Slide 5 of 22
Information overload is not a new phenomenon: the potential for overload has existed ever since information became an important input to any human activity. For example, once the scientific disciplines began to clearly emerge in the 17th to 19th centuries, it gradually became impossible for anyone to keep abreast of all of the work in what had been called ‘natural philosophy’. In some fields, the degree of specialisation is so high that, even within the same discipline, people are unable to keep abreast of all sub-areas and, in fact, may be completely unable to understand some of them.

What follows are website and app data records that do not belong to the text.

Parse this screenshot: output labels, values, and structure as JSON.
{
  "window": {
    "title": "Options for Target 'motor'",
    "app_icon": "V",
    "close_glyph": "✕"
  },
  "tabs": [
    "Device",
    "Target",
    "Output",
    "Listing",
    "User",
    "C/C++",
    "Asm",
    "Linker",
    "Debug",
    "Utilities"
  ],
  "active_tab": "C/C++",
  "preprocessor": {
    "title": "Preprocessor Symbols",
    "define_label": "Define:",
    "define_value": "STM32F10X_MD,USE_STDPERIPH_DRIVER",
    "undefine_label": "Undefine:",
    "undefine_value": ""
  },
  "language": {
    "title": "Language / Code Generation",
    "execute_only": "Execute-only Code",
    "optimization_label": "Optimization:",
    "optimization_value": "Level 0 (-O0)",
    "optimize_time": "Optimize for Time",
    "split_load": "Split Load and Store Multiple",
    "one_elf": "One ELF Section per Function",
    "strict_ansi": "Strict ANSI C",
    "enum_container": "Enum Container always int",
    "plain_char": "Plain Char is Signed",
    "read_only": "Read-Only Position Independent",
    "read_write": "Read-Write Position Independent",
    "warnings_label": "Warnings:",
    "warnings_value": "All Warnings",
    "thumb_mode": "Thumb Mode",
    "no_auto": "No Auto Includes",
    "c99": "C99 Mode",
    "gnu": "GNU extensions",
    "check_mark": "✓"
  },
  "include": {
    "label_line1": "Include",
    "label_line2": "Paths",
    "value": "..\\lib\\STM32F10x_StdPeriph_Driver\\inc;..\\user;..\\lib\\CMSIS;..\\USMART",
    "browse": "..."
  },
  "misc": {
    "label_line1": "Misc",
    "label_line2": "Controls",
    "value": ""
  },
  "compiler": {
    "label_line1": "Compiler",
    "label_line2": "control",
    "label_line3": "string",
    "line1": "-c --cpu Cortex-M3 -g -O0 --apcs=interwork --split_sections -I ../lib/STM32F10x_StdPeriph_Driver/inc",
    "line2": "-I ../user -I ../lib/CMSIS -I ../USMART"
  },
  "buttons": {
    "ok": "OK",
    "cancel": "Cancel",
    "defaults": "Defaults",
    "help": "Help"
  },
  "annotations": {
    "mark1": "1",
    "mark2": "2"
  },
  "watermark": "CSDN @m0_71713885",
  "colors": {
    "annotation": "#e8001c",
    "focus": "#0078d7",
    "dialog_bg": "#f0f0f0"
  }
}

Throughout the 20th century, the explosion of information outputs in the form of journal papers, patents, books, ‘grey’ literature, and so forth continued and that explosion gained even more force in the period immediately following the Second World War. Arguably, it was the release of formerly secret information from both Germany and the Allies that resulted in the birth of information science. Nearly forty years ago Price showed the exponential growth of scientific journals and of abstracting journals, which constitute a small part of the total information to which a person may be exposed (Figure 1).
More recently, however, the business information providers have taken an interest in the subject, since it is in their interests to ensure that the information load on managers and executives is not so great as to preclude use of their services.